“Ladies and gentleman, tonight we will crown the prince or princess of pork!” yells Cochon 555 host Billy Harris into a microphone. Hundreds of onlookers scream and whistle. Most of this boisterous crowd is clutching a wine glass or sipping an elaborate cocktail. But mostly, everyone is drunk on swine. 

It’s Cochon 555 at the Viceroy Hotel in Santa Monica — part of a national competition to see which chef can cook most creatively with pig. A few hours earlier an entire pig carcass had been paraded through the crowded patio and placed on a stage for all to see. The carcass had been severed down the middle before making its grand entrance through a crowd nibbling on pork parts. Those who didn’t pay close attention might get a slight nudge from the dead porker moving toward the stage — a gentle reminder to eat mindfully.

This pig was one of six heritage breeds used for the yearly Los Angeles stop on the Cochon 555 tour. The other pigs went to each of the five local contestants. Chefs Bruce Kalman of Union, Walter Manzke of République, Brooke Williamson of Playa Provisions, Jason Neroni of Rose Cafe and Carlos Salgado of Taco Maria were tasked with creating up to six dishes using the entire animal.

République's Cochon 555 menu; Credit: Heather Platt

République's Cochon 555 menu; Credit: Heather Platt

The results ranged from Neroni's pleasant beurre de jamon sandwich on a mini baguette with blood butter, shaved prosciutto and spicy mustard to Manzke's refreshing Vietnamese salad with pig’s ear, belly and local citrus to Salgado’s “Cemita Croqueta,” a combination of pigs feet, skin, ears and snout, all neatly disguised in breading, fried and served with avocado and papalo herb on a pillow of black bean puree.

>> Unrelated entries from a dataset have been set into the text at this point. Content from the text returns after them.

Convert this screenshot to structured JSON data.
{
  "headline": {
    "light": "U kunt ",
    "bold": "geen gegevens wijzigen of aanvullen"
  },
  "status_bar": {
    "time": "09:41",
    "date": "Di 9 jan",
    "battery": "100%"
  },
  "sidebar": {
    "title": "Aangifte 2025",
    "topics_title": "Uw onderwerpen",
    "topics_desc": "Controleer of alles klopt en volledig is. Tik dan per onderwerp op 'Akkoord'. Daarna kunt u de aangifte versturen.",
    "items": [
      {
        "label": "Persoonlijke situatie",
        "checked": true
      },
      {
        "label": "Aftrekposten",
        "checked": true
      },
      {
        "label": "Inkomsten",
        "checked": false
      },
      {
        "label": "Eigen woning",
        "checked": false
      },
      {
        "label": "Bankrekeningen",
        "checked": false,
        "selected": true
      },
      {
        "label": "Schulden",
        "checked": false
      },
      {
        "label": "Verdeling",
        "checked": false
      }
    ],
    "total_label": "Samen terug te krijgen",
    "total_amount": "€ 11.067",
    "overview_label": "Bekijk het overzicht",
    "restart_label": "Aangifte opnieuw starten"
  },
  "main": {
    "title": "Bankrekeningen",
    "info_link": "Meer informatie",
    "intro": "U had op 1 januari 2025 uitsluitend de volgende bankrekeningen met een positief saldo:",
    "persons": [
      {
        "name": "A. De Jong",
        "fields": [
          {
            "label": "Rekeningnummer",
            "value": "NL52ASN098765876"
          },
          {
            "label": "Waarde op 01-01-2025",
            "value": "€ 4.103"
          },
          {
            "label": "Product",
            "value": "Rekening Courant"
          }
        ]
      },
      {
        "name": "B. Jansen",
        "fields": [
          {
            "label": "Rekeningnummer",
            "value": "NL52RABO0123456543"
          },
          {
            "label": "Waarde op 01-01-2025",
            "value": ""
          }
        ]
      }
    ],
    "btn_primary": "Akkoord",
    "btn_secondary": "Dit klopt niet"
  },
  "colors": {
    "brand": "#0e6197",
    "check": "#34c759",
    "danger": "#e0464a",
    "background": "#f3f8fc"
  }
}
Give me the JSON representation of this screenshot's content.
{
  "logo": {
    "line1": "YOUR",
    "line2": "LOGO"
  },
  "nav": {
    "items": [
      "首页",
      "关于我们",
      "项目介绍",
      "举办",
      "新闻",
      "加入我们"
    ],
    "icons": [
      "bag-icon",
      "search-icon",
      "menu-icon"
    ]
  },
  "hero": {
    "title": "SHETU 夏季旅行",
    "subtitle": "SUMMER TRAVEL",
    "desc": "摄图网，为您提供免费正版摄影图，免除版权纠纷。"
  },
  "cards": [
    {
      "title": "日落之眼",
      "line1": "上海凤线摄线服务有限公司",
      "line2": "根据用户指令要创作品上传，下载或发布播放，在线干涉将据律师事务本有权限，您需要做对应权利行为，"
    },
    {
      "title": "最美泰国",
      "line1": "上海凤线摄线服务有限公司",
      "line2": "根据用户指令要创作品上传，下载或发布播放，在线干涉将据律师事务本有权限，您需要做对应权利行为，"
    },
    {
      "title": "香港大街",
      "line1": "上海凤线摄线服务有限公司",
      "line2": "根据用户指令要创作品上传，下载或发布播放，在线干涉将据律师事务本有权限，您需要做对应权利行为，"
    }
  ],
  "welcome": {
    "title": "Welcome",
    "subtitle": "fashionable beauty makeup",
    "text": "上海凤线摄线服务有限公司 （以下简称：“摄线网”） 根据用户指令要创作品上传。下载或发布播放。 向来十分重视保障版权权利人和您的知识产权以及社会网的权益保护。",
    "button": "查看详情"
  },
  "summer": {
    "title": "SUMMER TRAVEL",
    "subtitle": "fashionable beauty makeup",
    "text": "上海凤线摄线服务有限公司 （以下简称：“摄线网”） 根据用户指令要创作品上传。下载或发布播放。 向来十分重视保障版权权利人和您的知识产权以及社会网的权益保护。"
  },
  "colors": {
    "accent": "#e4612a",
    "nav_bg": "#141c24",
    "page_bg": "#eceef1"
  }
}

While guests took advantage of the myriad pork creations from the five pigs and chefs, along with wines from five different wineries, (get it, 555?), the aforementioned swine carcass got butchered in front of a large, cheering crowd. This seemingly savage display of carnivorous fervor was for a good cause. The crowd was competing to purchase the meat at auction; this “Pop-Up Butcher Shop” was designed to raise money for Piggy Bank, a foundation created to help support and encourage heritage breed farming. Cochon 555 even brought in specialty nose-to-tail butchers from San Diego's The Heart and Trotter Butchery. Sunday's auction raised over $3,000 dollars.

Chef Ray Garcia of Broken Spanish, who was crowned Cochon 555's national “King of Porc” in Aspen two years ago, had his own honorary tent, where he cooked not pork but duck hearts with torpedo onions, serrano chilis, Cara Cara oranges and fried shallots.

2014 "King of Porc" Ray Garcia's duck heart with Cara Cara oranges and fried shallots; Credit: Heather Platt

2014 “King of Porc” Ray Garcia's duck heart with Cara Cara oranges and fried shallots; Credit: Heather Platt

As the sun set, the crowd gathered to hear who would win the coveted pork prize. The winner: Walter Manzke (who also won in 2015). He will go on compete at Aspen Snowmass on June 18 for the national competition.  

Before announcing the winner, Cochon 555 founder Brady Lowe used the opportunity to rev up the crowd, explaining how important the farmers are to the future of food. “This is about real people cooking real food, farmers raising real animals with real passion,” he said. “If you raise heritage breed pigs, put your hands in the air.”

A significant number of hands shot up in the crowd. Low continued: “They’re the ones who get up super early. They’re the ones who make it happen. They’re the ones who put the food on the table. Without them there is no safe food movement.”

LA Weekly